Dataset entries:

§

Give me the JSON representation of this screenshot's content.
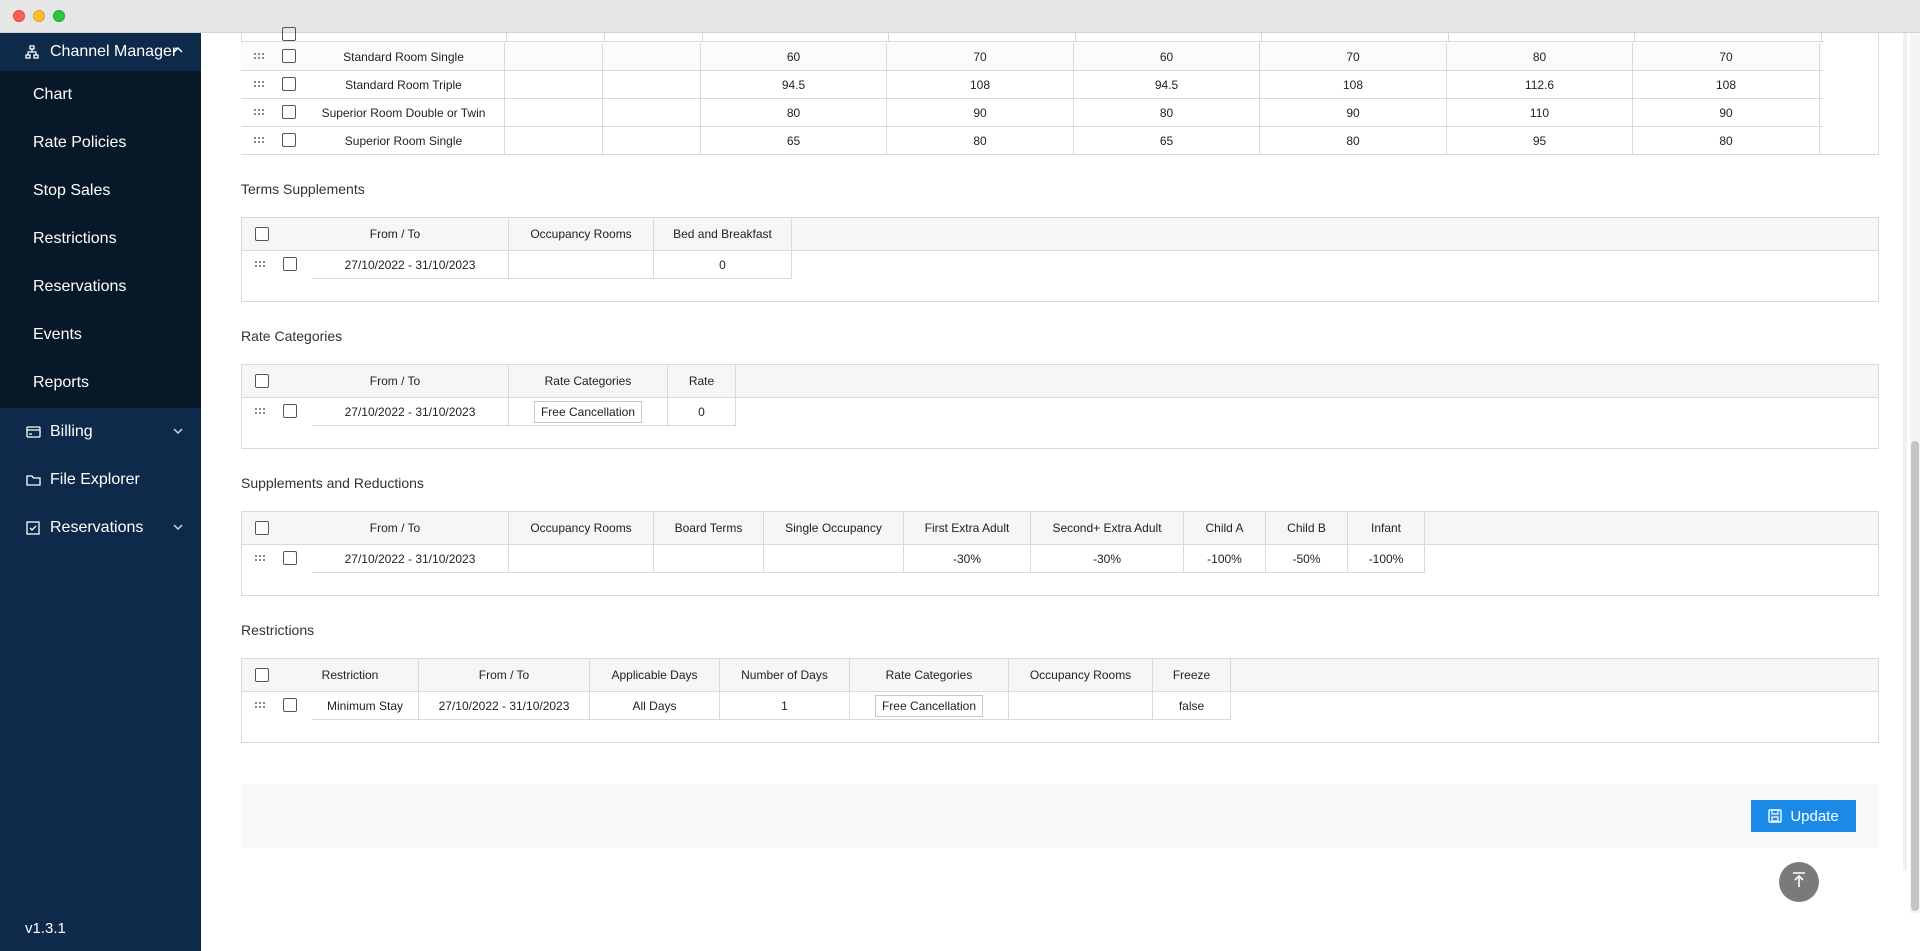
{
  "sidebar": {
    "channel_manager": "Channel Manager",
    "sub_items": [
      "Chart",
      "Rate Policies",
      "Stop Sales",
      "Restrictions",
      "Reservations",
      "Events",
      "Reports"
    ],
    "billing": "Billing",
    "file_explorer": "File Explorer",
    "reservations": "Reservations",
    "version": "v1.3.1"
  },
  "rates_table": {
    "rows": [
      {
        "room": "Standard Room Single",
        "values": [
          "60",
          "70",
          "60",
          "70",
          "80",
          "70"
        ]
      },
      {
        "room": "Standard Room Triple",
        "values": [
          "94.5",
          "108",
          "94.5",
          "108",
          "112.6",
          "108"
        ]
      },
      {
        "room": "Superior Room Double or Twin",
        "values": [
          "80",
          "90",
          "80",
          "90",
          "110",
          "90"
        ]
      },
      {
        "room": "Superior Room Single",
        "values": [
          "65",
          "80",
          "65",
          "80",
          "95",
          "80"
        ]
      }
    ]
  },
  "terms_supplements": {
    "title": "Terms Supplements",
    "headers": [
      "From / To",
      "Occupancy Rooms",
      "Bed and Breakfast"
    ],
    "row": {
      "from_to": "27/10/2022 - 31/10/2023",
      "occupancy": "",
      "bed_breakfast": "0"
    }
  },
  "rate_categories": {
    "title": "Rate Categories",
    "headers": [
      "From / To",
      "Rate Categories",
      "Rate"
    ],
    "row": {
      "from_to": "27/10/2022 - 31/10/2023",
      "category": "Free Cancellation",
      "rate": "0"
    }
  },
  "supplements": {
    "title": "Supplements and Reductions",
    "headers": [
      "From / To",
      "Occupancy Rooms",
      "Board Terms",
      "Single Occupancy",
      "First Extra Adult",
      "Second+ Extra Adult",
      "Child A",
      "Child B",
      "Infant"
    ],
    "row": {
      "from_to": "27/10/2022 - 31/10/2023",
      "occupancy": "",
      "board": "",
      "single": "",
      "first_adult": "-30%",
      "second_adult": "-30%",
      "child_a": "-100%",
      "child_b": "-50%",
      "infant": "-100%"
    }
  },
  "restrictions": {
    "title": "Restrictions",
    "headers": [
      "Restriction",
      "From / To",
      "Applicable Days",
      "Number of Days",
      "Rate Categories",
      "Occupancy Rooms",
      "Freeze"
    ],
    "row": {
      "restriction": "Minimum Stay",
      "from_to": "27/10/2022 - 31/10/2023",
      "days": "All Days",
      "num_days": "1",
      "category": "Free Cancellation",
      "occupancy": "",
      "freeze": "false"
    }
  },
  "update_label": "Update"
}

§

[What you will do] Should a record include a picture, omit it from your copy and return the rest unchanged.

[Solution to the problem]
Give me the JSON representation of this screenshot's content.
{
  "sidebar": {
    "channel_manager": "Channel Manager",
    "sub_items": [
      "Chart",
      "Rate Policies",
      "Stop Sales",
      "Restrictions",
      "Reservations",
      "Events",
      "Reports"
    ],
    "billing": "Billing",
    "file_explorer": "File Explorer",
    "reservations": "Reservations",
    "version": "v1.3.1"
  },
  "rates_table": {
    "rows": [
      {
        "room": "Standard Room Single",
        "values": [
          "60",
          "70",
          "60",
          "70",
          "80",
          "70"
        ]
      },
      {
        "room": "Standard Room Triple",
        "values": [
          "94.5",
          "108",
          "94.5",
          "108",
          "112.6",
          "108"
        ]
      },
      {
        "room": "Superior Room Double or Twin",
        "values": [
          "80",
          "90",
          "80",
          "90",
          "110",
          "90"
        ]
      },
      {
        "room": "Superior Room Single",
        "values": [
          "65",
          "80",
          "65",
          "80",
          "95",
          "80"
        ]
      }
    ]
  },
  "terms_supplements": {
    "title": "Terms Supplements",
    "headers": [
      "From / To",
      "Occupancy Rooms",
      "Bed and Breakfast"
    ],
    "row": {
      "from_to": "27/10/2022 - 31/10/2023",
      "occupancy": "",
      "bed_breakfast": "0"
    }
  },
  "rate_categories": {
    "title": "Rate Categories",
    "headers": [
      "From / To",
      "Rate Categories",
      "Rate"
    ],
    "row": {
      "from_to": "27/10/2022 - 31/10/2023",
      "category": "Free Cancellation",
      "rate": "0"
    }
  },
  "supplements": {
    "title": "Supplements and Reductions",
    "headers": [
      "From / To",
      "Occupancy Rooms",
      "Board Terms",
      "Single Occupancy",
      "First Extra Adult",
      "Second+ Extra Adult",
      "Child A",
      "Child B",
      "Infant"
    ],
    "row": {
      "from_to": "27/10/2022 - 31/10/2023",
      "occupancy": "",
      "board": "",
      "single": "",
      "first_adult": "-30%",
      "second_adult": "-30%",
      "child_a": "-100%",
      "child_b": "-50%",
      "infant": "-100%"
    }
  },
  "restrictions": {
    "title": "Restrictions",
    "headers": [
      "Restriction",
      "From / To",
      "Applicable Days",
      "Number of Days",
      "Rate Categories",
      "Occupancy Rooms",
      "Freeze"
    ],
    "row": {
      "restriction": "Minimum Stay",
      "from_to": "27/10/2022 - 31/10/2023",
      "days": "All Days",
      "num_days": "1",
      "category": "Free Cancellation",
      "occupancy": "",
      "freeze": "false"
    }
  },
  "update_label": "Update"
}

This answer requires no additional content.